**Exercise**. Return each line of the entries that holds the string "comment".

[[ Data shown open ]]

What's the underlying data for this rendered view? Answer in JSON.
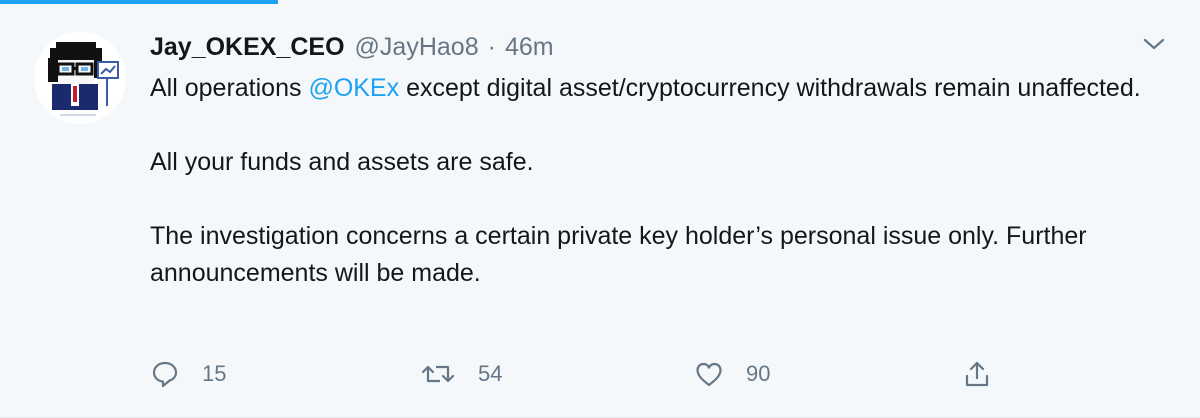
{
  "tweet": {
    "display_name": "Jay_OKEX_CEO",
    "handle": "@JayHao8",
    "separator": "·",
    "time": "46m",
    "text": {
      "line1_prefix": "All operations ",
      "mention": "@OKEx",
      "line1_suffix": " except digital asset/cryptocurrency withdrawals remain unaffected.",
      "paragraph2": "All your funds and assets are safe.",
      "paragraph3": "The investigation concerns a certain private key holder’s personal issue only. Further announcements will be made."
    },
    "actions": {
      "replies": "15",
      "retweets": "54",
      "likes": "90"
    }
  },
  "icons": {
    "reply": "reply-icon",
    "retweet": "retweet-icon",
    "like": "heart-icon",
    "share": "share-icon",
    "menu": "chevron-down-icon"
  },
  "colors": {
    "background": "#f5f8fa",
    "text": "#14171a",
    "secondary": "#657786",
    "accent": "#1da1f2"
  }
}
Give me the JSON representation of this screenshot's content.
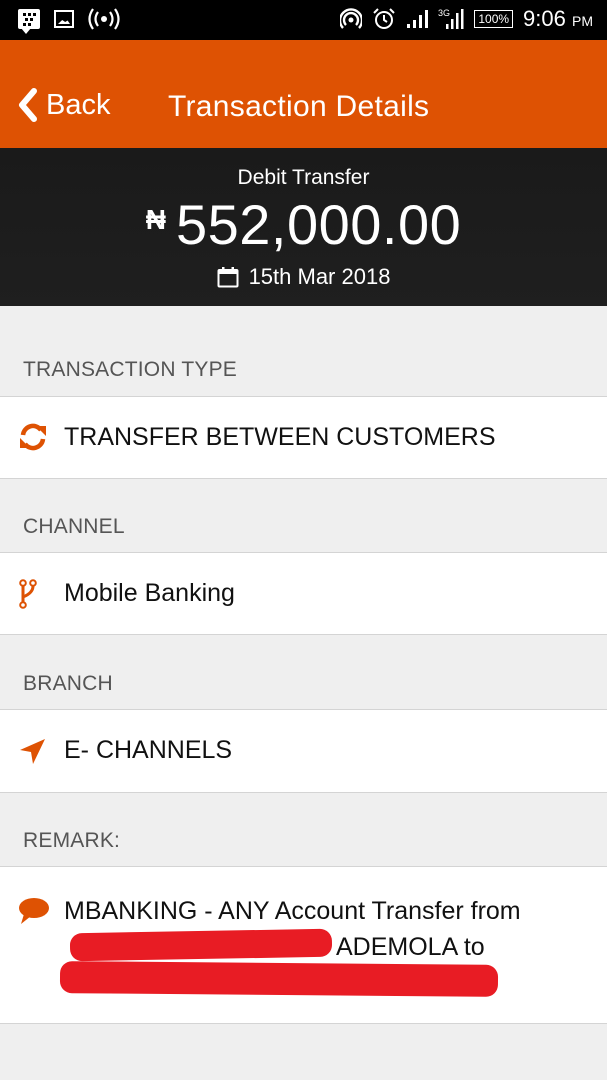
{
  "status_bar": {
    "left_icons": [
      "bbm-icon",
      "gallery-icon",
      "hotspot-icon"
    ],
    "right_icons": [
      "wifi-hotspot-icon",
      "alarm-icon",
      "signal-icon",
      "3g-signal-icon"
    ],
    "battery": "100%",
    "time": "9:06",
    "ampm": "PM"
  },
  "app_bar": {
    "back_label": "Back",
    "title": "Transaction Details"
  },
  "summary": {
    "type": "Debit Transfer",
    "currency_symbol": "₦",
    "amount": "552,000.00",
    "date": "15th Mar 2018"
  },
  "sections": {
    "transaction_type": {
      "label": "TRANSACTION TYPE",
      "value": "TRANSFER BETWEEN CUSTOMERS",
      "icon": "refresh-icon"
    },
    "channel": {
      "label": "CHANNEL",
      "value": "Mobile Banking",
      "icon": "branch-fork-icon"
    },
    "branch": {
      "label": "BRANCH",
      "value": "E- CHANNELS",
      "icon": "location-arrow-icon"
    },
    "remark": {
      "label": "REMARK:",
      "line1": "MBANKING - ANY Account Transfer from",
      "line2_visible": "ADEMOLA to",
      "icon": "comment-icon",
      "redacted": true
    }
  },
  "colors": {
    "accent": "#de5203",
    "header_dark": "#1c1c1c",
    "background": "#efefef",
    "redaction": "#e81c24"
  }
}
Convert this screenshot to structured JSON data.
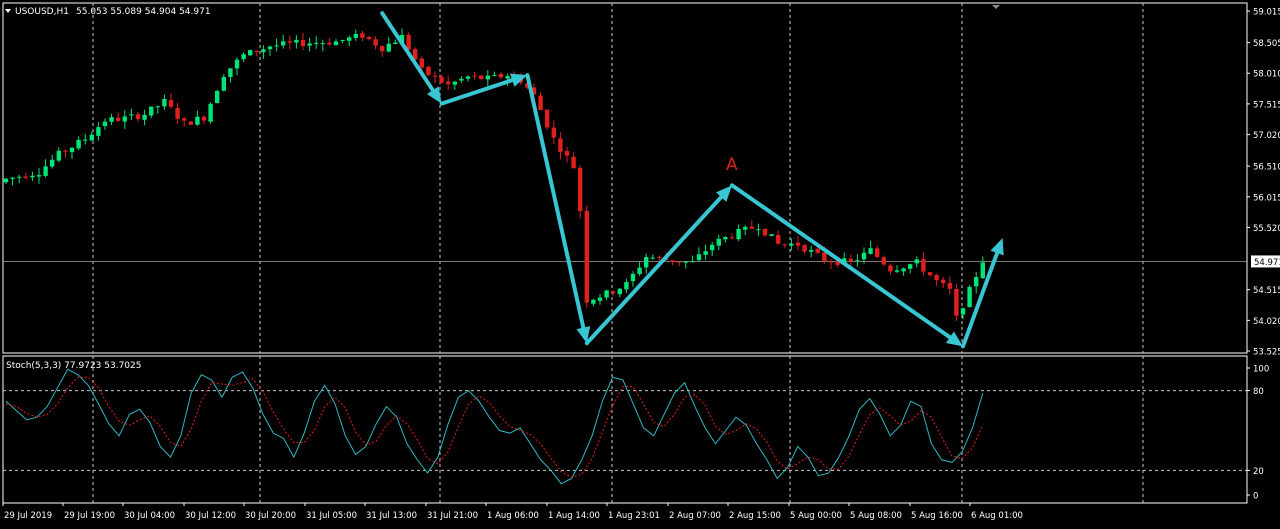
{
  "header": {
    "symbol_timeframe": "USOUSD,H1",
    "ohlc": "55.053 55.089 54.904 54.971",
    "dropdown_icon": "triangle-down-icon"
  },
  "indicator": {
    "label": "Stoch(5,3,3) 77.9723 53.7025"
  },
  "annotation": {
    "label_a": "A"
  },
  "colors": {
    "background": "#000000",
    "bull": "#00e676",
    "bear": "#e0201b",
    "arrow": "#39c6d3",
    "grid": "#c8c8c8",
    "stoch_main": "#30b7c2",
    "stoch_signal": "#e0201b",
    "text": "#ffffff",
    "annotation": "#e0201b"
  },
  "chart_data": [
    {
      "type": "candlestick",
      "symbol": "USOUSD",
      "timeframe": "H1",
      "ylim": [
        53.525,
        59.015
      ],
      "y_ticks": [
        "59.015",
        "58.505",
        "58.010",
        "57.515",
        "57.020",
        "56.510",
        "56.015",
        "55.520",
        "54.971",
        "54.515",
        "54.020",
        "53.525"
      ],
      "current_price": "54.971",
      "x_ticks": [
        "29 Jul 2019",
        "29 Jul 19:00",
        "30 Jul 04:00",
        "30 Jul 12:00",
        "30 Jul 20:00",
        "31 Jul 05:00",
        "31 Jul 13:00",
        "31 Jul 21:00",
        "1 Aug 06:00",
        "1 Aug 14:00",
        "1 Aug 23:01",
        "2 Aug 07:00",
        "2 Aug 15:00",
        "5 Aug 00:00",
        "5 Aug 08:00",
        "5 Aug 16:00",
        "6 Aug 01:00"
      ],
      "close_path": [
        [
          0,
          56.3
        ],
        [
          5,
          56.42
        ],
        [
          8,
          56.7
        ],
        [
          12,
          56.95
        ],
        [
          15,
          57.25
        ],
        [
          18,
          57.28
        ],
        [
          21,
          57.35
        ],
        [
          24,
          57.55
        ],
        [
          27,
          57.2
        ],
        [
          30,
          57.3
        ],
        [
          33,
          58.0
        ],
        [
          36,
          58.3
        ],
        [
          40,
          58.45
        ],
        [
          45,
          58.5
        ],
        [
          50,
          58.52
        ],
        [
          54,
          58.62
        ],
        [
          57,
          58.42
        ],
        [
          60,
          58.6
        ],
        [
          63,
          58.05
        ],
        [
          67,
          57.82
        ],
        [
          70,
          57.95
        ],
        [
          73,
          57.92
        ],
        [
          76,
          57.98
        ],
        [
          78,
          57.9
        ],
        [
          80,
          57.65
        ],
        [
          83,
          56.95
        ],
        [
          86,
          56.5
        ],
        [
          87,
          55.8
        ],
        [
          88,
          54.35
        ],
        [
          91,
          54.45
        ],
        [
          94,
          54.6
        ],
        [
          97,
          55.05
        ],
        [
          100,
          55.0
        ],
        [
          104,
          54.95
        ],
        [
          107,
          55.25
        ],
        [
          110,
          55.4
        ],
        [
          114,
          55.55
        ],
        [
          117,
          55.25
        ],
        [
          120,
          55.25
        ],
        [
          124,
          55.0
        ],
        [
          128,
          54.95
        ],
        [
          131,
          55.15
        ],
        [
          134,
          54.85
        ],
        [
          138,
          54.95
        ],
        [
          141,
          54.65
        ],
        [
          143,
          54.5
        ],
        [
          144,
          54.05
        ],
        [
          146,
          54.5
        ],
        [
          148,
          54.99
        ]
      ],
      "arrows": [
        {
          "from": [
            57,
            58.98
          ],
          "to": [
            66,
            57.52
          ]
        },
        {
          "from": [
            66,
            57.52
          ],
          "to": [
            79,
            57.98
          ]
        },
        {
          "from": [
            79,
            57.98
          ],
          "to": [
            88,
            53.65
          ]
        },
        {
          "from": [
            88,
            53.65
          ],
          "to": [
            110,
            56.2
          ]
        },
        {
          "from": [
            110,
            56.2
          ],
          "to": [
            145,
            53.6
          ]
        },
        {
          "from": [
            145,
            53.6
          ],
          "to": [
            151,
            55.35
          ]
        }
      ],
      "annotation_point": {
        "label": "A",
        "x": 110,
        "y": 56.45
      }
    },
    {
      "type": "line",
      "name": "Stoch(5,3,3)",
      "ylim": [
        0,
        100
      ],
      "y_ticks": [
        "100",
        "80",
        "20",
        "0"
      ],
      "levels": [
        80,
        20
      ],
      "series": [
        {
          "role": "main",
          "values": [
            72,
            65,
            58,
            60,
            68,
            82,
            96,
            92,
            84,
            70,
            55,
            46,
            62,
            66,
            56,
            38,
            30,
            46,
            78,
            92,
            88,
            75,
            90,
            94,
            82,
            62,
            48,
            44,
            30,
            48,
            72,
            84,
            70,
            46,
            32,
            38,
            55,
            68,
            60,
            40,
            28,
            18,
            30,
            55,
            75,
            80,
            72,
            60,
            50,
            48,
            52,
            40,
            28,
            20,
            10,
            14,
            28,
            46,
            72,
            90,
            88,
            70,
            52,
            46,
            62,
            78,
            86,
            68,
            52,
            40,
            50,
            60,
            54,
            40,
            28,
            14,
            22,
            38,
            30,
            16,
            18,
            30,
            46,
            66,
            74,
            62,
            46,
            54,
            72,
            68,
            40,
            28,
            26,
            34,
            52,
            78
          ]
        },
        {
          "role": "signal",
          "values": [
            70,
            68,
            63,
            60,
            62,
            70,
            82,
            90,
            90,
            82,
            68,
            57,
            54,
            58,
            61,
            53,
            41,
            38,
            51,
            72,
            86,
            85,
            84,
            86,
            89,
            79,
            64,
            51,
            41,
            41,
            50,
            68,
            75,
            67,
            49,
            39,
            42,
            54,
            61,
            55,
            43,
            29,
            25,
            34,
            53,
            70,
            76,
            71,
            61,
            53,
            50,
            47,
            40,
            29,
            19,
            15,
            17,
            29,
            49,
            69,
            83,
            83,
            70,
            56,
            53,
            62,
            75,
            77,
            69,
            53,
            47,
            50,
            55,
            51,
            41,
            27,
            21,
            25,
            30,
            28,
            21,
            21,
            31,
            47,
            62,
            67,
            61,
            54,
            57,
            65,
            60,
            45,
            31,
            29,
            37,
            54
          ]
        }
      ]
    }
  ]
}
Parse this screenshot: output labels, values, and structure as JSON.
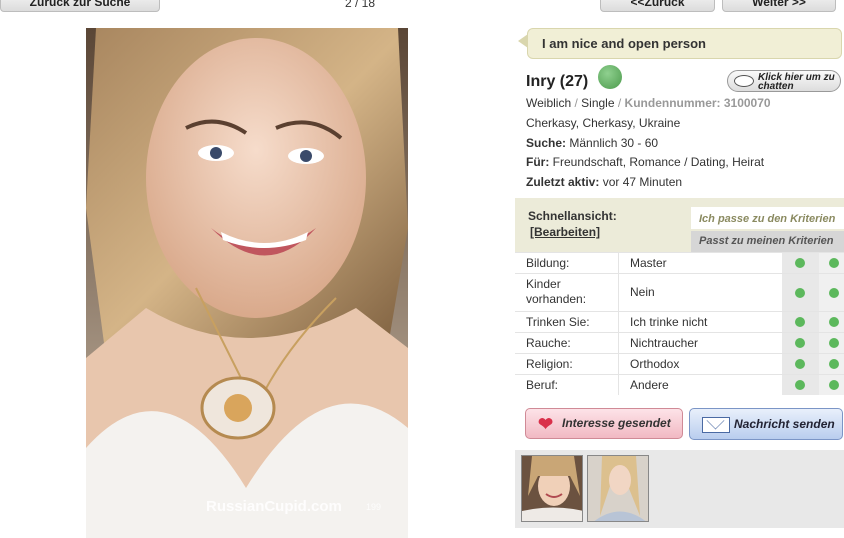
{
  "nav": {
    "back_to_search": "Zurück zur Suche",
    "counter": "2 / 18",
    "prev": "<<Zurück",
    "next": "Weiter >>"
  },
  "photo": {
    "watermark": "RussianCupid.com",
    "photo_number": "199"
  },
  "profile": {
    "status_message": "I am nice and open person",
    "name_age": "Inry (27)",
    "chat_button": "Klick hier um zu chatten",
    "gender": "Weiblich",
    "relationship": "Single",
    "member_label": "Kundennummer: 3100070",
    "location": "Cherkasy, Cherkasy, Ukraine",
    "seeking_label": "Suche:",
    "seeking_value": "Männlich 30 - 60",
    "for_label": "Für:",
    "for_value": "Freundschaft, Romance / Dating, Heirat",
    "last_active_label": "Zuletzt aktiv:",
    "last_active_value": "vor 47 Minuten"
  },
  "quick_view": {
    "title": "Schnellansicht:",
    "edit": "[Bearbeiten]",
    "criteria_1": "Ich passe zu den Kriterien",
    "criteria_2": "Passt zu meinen Kriterien",
    "rows": [
      {
        "label": "Bildung:",
        "value": "Master"
      },
      {
        "label": "Kinder vorhanden:",
        "value": "Nein"
      },
      {
        "label": "Trinken Sie:",
        "value": "Ich trinke nicht"
      },
      {
        "label": "Rauche:",
        "value": "Nichtraucher"
      },
      {
        "label": "Religion:",
        "value": "Orthodox"
      },
      {
        "label": "Beruf:",
        "value": "Andere"
      }
    ]
  },
  "actions": {
    "interest": "Interesse gesendet",
    "message": "Nachricht senden"
  },
  "colors": {
    "status_bg": "#f1efd6",
    "match_dot": "#5cb85c",
    "interest_accent": "#d9304a",
    "message_accent": "#4a6aa3"
  },
  "icons": [
    "person-icon",
    "chat-bubble-icon",
    "heart-icon",
    "envelope-icon"
  ]
}
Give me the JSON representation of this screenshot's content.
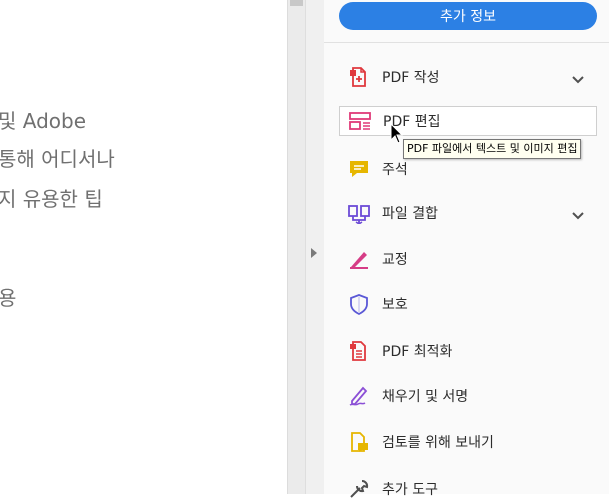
{
  "document": {
    "lines": [
      "및 Adobe",
      "통해 어디서나",
      "지 유용한 팁",
      "용"
    ]
  },
  "panel": {
    "more_info_button": "추가 정보",
    "tools": [
      {
        "label": "PDF 작성",
        "icon": "create-pdf-icon",
        "has_chevron": true
      },
      {
        "label": "PDF 편집",
        "icon": "edit-pdf-icon",
        "active": true
      },
      {
        "label": "주석",
        "icon": "comment-icon"
      },
      {
        "label": "파일 결합",
        "icon": "combine-files-icon",
        "has_chevron": true
      },
      {
        "label": "교정",
        "icon": "redact-icon"
      },
      {
        "label": "보호",
        "icon": "protect-icon"
      },
      {
        "label": "PDF 최적화",
        "icon": "optimize-pdf-icon"
      },
      {
        "label": "채우기 및 서명",
        "icon": "fill-sign-icon"
      },
      {
        "label": "검토를 위해 보내기",
        "icon": "send-for-review-icon"
      },
      {
        "label": "추가 도구",
        "icon": "more-tools-icon"
      }
    ]
  },
  "tooltip": "PDF 파일에서 텍스트 및 이미지 편집",
  "colors": {
    "accent": "#2c80e4",
    "create": "#e0393e",
    "edit": "#e03a78",
    "comment": "#e6b600",
    "combine": "#6c4bd6",
    "redact": "#d63c86",
    "protect": "#5a58d6",
    "optimize": "#e0393e",
    "fill_sign": "#8b4fd6",
    "review": "#e6b600",
    "more": "#505050"
  }
}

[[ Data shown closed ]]

**Solution**.
      "icon": "comment-icon",
        "icon": "comment-icon"
    "comment": "#e6b600",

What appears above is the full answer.